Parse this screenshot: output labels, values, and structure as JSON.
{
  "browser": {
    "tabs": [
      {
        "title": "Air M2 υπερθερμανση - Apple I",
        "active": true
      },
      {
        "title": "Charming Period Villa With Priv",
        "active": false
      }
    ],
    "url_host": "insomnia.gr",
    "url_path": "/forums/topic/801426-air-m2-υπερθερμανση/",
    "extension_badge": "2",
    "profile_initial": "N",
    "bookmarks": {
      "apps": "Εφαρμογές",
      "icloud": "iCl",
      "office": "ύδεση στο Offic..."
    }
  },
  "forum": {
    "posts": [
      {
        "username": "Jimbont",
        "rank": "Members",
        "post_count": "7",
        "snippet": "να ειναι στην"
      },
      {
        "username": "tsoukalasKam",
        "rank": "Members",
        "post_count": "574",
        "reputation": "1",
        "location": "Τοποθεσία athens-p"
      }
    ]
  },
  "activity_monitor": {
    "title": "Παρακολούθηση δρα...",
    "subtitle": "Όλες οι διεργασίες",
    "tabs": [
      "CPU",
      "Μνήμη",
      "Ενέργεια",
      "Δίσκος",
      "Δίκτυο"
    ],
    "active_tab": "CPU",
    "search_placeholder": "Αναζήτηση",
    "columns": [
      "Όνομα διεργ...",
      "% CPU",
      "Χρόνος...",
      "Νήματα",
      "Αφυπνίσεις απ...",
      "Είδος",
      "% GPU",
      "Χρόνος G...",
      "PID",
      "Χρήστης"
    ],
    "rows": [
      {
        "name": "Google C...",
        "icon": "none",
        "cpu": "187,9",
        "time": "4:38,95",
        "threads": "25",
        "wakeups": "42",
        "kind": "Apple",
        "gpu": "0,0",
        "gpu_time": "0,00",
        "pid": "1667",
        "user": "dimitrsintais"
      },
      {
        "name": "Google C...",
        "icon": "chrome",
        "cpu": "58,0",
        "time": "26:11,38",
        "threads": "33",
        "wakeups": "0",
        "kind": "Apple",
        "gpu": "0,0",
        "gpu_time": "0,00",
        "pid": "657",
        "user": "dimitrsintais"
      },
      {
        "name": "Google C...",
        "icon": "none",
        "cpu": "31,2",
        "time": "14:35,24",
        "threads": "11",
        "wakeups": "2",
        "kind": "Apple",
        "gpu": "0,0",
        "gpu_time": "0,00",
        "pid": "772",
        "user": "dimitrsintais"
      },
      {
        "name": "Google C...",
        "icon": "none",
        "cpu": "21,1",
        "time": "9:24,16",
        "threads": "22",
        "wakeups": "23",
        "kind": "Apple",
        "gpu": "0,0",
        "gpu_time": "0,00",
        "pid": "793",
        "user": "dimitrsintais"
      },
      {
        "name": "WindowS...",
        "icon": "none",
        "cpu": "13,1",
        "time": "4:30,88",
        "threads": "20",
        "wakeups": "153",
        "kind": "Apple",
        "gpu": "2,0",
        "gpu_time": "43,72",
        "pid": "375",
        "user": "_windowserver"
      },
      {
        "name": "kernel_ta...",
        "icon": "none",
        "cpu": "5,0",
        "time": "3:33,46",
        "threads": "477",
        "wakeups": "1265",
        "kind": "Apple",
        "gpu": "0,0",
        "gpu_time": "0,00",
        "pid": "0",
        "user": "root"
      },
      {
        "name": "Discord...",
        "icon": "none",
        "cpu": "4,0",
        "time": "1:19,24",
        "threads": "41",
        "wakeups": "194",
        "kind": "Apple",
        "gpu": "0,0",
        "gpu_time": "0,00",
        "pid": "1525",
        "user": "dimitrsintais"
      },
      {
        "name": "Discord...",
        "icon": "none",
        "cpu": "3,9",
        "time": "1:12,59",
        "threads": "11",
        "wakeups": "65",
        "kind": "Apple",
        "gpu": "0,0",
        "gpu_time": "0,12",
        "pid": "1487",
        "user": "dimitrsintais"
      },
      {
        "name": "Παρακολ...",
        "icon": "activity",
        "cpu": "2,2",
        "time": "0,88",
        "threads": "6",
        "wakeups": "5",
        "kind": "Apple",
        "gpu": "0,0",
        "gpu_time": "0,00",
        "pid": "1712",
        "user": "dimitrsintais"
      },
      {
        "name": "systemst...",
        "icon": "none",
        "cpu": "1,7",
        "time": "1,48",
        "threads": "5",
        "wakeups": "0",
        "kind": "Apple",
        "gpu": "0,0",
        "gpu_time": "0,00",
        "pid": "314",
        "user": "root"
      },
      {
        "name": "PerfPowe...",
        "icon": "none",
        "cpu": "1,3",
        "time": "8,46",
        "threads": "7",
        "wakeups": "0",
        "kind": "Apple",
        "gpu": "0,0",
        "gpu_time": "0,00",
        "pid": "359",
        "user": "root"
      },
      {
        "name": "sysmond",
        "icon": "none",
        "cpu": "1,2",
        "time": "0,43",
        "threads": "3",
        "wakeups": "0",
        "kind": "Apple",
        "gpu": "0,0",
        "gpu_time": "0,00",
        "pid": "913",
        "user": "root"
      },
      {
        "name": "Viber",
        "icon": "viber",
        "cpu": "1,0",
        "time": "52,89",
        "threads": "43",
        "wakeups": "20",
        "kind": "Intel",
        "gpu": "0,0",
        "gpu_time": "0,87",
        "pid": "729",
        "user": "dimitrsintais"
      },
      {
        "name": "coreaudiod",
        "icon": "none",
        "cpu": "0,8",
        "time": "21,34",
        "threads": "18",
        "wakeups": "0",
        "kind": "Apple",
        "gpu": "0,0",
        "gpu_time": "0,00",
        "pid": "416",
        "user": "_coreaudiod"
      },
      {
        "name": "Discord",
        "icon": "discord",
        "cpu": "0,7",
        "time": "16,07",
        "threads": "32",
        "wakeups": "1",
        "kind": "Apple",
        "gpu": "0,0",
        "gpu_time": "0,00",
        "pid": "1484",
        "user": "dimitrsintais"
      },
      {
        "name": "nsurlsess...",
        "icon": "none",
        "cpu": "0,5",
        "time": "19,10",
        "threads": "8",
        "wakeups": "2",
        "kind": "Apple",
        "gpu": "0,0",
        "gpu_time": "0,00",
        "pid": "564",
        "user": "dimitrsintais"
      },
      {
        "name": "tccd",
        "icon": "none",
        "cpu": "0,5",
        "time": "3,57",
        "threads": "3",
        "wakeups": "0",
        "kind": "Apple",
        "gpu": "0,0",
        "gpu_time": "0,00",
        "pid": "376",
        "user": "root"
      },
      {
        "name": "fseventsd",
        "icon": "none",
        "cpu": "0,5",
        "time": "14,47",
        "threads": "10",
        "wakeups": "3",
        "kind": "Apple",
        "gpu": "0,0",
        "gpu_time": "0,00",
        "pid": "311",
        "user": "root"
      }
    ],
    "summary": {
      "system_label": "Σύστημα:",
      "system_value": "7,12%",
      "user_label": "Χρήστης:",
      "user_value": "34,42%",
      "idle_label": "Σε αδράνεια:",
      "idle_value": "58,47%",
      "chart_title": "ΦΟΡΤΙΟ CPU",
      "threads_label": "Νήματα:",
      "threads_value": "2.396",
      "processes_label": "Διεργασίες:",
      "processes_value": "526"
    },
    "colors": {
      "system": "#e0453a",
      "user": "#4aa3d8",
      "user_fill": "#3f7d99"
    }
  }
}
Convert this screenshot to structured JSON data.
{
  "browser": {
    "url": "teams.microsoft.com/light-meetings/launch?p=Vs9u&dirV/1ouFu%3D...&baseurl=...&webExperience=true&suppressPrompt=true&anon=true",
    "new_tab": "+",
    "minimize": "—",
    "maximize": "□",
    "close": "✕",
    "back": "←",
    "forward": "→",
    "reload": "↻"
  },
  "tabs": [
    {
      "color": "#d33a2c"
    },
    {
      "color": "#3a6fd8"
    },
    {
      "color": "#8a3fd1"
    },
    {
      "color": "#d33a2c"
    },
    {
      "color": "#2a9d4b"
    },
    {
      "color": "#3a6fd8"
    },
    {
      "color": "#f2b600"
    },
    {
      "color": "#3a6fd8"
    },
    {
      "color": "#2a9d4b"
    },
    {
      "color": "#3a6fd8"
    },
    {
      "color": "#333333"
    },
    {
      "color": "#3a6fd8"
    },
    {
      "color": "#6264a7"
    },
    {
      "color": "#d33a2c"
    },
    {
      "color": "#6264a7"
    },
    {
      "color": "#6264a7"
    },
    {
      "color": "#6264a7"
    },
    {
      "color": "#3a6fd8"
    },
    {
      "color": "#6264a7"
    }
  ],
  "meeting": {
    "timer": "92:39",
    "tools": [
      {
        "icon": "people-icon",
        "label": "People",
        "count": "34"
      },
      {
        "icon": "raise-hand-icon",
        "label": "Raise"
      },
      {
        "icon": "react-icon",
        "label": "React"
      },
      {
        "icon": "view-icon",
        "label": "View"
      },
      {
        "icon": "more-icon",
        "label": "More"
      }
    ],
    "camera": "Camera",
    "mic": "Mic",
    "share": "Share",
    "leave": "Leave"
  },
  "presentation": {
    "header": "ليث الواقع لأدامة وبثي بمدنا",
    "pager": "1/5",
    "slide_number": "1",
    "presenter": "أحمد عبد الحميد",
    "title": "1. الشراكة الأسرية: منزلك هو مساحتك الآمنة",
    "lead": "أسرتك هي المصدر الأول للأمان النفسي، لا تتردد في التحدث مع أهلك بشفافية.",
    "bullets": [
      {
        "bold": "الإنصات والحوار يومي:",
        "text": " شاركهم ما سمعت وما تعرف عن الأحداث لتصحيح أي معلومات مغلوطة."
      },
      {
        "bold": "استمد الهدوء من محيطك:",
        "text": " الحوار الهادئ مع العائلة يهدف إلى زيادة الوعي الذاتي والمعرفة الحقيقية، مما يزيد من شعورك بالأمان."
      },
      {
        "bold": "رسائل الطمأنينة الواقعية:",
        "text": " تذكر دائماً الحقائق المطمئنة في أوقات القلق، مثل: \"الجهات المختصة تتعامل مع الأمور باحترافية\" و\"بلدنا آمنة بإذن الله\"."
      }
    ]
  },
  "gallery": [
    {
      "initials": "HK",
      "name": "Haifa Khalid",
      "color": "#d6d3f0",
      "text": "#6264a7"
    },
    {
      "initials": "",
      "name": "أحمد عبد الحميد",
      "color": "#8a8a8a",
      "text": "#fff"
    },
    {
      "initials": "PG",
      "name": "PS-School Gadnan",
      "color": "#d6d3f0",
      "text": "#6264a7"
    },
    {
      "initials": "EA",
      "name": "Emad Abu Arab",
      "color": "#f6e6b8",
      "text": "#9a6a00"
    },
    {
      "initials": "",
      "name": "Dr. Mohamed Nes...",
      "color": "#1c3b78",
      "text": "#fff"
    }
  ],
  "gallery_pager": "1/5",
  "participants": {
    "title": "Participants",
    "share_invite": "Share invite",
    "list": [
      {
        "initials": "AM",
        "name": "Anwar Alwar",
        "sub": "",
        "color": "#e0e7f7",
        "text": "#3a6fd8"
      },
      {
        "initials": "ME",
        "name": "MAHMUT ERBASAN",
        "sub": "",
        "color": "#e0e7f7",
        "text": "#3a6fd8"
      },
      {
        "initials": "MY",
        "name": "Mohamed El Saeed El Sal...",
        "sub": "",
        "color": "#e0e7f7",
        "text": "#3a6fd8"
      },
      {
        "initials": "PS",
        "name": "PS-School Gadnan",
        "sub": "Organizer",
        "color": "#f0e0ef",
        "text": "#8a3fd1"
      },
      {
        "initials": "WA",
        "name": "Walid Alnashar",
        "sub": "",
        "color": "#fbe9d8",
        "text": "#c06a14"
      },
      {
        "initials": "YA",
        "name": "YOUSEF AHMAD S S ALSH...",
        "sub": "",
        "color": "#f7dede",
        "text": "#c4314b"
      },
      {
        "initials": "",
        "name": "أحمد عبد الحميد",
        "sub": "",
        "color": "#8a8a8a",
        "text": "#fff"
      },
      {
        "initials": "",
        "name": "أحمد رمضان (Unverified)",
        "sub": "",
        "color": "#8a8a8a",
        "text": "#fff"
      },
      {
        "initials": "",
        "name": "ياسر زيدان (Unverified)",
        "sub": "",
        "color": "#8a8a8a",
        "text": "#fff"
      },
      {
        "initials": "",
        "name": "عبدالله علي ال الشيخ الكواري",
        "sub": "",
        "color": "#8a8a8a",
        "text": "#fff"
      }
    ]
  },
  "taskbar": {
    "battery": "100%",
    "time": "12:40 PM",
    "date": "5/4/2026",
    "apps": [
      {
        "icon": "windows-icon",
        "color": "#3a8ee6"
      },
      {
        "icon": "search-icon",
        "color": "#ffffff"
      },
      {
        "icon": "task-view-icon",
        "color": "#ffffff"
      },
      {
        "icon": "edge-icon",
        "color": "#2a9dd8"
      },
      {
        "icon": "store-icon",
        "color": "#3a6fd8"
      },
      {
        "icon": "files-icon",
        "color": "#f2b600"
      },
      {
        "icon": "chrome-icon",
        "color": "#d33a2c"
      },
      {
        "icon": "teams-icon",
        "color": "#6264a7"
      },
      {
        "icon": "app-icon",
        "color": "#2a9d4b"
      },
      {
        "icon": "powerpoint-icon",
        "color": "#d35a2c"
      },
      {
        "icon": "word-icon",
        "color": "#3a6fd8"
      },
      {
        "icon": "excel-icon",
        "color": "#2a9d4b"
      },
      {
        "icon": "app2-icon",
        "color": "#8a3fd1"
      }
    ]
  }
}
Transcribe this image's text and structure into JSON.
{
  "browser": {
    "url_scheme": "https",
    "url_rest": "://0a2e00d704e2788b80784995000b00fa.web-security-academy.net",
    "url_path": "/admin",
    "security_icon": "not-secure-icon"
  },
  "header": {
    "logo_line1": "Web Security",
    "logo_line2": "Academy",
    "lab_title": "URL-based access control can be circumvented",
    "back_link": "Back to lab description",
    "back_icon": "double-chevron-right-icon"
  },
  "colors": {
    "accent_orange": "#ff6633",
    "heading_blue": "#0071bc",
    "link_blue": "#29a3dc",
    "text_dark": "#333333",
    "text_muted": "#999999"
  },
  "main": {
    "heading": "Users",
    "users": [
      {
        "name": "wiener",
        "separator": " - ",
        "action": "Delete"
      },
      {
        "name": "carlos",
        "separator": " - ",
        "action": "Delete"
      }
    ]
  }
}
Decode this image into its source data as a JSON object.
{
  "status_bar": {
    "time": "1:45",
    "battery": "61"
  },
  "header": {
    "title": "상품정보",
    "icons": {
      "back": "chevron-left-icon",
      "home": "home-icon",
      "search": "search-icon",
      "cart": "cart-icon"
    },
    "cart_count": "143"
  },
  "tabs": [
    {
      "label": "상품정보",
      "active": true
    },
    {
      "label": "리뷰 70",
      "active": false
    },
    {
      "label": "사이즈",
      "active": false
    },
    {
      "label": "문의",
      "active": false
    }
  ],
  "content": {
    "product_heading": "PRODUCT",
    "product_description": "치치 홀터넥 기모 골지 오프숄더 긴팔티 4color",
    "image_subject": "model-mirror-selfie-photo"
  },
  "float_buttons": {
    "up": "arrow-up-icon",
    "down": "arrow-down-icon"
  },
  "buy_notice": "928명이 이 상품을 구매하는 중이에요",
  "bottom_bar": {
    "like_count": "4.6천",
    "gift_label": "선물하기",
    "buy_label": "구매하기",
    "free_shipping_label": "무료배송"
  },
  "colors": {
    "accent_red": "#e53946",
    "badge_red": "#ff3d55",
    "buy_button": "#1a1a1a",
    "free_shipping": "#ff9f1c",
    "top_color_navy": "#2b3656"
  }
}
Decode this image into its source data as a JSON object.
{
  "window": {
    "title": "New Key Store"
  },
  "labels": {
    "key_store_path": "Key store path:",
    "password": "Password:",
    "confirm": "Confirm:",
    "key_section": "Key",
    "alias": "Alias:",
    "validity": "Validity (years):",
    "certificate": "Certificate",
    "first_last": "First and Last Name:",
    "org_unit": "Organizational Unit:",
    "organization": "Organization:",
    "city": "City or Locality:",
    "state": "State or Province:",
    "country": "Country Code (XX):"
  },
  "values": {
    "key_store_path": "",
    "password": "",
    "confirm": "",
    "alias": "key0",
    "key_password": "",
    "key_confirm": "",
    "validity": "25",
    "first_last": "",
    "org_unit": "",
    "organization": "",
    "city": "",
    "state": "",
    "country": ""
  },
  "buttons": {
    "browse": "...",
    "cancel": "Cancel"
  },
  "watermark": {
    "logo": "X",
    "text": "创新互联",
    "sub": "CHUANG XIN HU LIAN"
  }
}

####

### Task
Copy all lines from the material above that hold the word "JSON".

### Solution for this exercise
Parse this screenshot: output labels, values, and structure as JSON.
Convert this screenshot to structured JSON data.
Transcribe this image's text and structure into JSON.
Decode this image into its source data as a JSON object.
Decode this image into its source data as a JSON object.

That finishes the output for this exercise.